* _What this task involves_
Report every line in the records below that holds the word "verbinden".

BEGIN Given records

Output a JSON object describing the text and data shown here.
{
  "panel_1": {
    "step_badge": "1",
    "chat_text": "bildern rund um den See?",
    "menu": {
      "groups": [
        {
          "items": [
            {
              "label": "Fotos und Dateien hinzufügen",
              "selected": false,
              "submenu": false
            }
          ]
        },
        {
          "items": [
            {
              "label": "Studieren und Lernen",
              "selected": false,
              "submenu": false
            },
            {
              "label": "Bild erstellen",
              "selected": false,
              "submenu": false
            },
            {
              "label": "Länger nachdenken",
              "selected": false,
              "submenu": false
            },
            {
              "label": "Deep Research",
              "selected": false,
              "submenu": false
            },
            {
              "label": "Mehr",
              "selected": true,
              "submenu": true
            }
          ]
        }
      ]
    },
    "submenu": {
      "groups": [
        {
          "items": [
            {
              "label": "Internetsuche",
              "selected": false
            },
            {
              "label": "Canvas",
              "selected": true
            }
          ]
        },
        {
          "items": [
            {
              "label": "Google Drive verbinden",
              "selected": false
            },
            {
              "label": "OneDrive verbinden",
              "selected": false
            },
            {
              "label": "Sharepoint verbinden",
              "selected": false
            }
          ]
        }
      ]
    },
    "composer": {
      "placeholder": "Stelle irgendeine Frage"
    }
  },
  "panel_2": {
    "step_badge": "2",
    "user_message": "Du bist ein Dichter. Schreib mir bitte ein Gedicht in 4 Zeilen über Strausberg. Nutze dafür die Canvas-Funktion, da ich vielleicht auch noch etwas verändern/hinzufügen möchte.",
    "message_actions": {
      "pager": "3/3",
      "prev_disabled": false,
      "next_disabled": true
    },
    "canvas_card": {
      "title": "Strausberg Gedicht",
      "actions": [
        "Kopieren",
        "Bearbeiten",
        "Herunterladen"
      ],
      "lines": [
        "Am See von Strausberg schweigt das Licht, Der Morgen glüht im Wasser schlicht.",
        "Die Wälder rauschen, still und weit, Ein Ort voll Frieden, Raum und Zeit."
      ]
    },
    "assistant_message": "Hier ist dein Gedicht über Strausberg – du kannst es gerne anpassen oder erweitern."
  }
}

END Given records

* _Result_
              "label": "Google Drive verbinden",
              "label": "OneDrive verbinden",
              "label": "Sharepoint verbinden",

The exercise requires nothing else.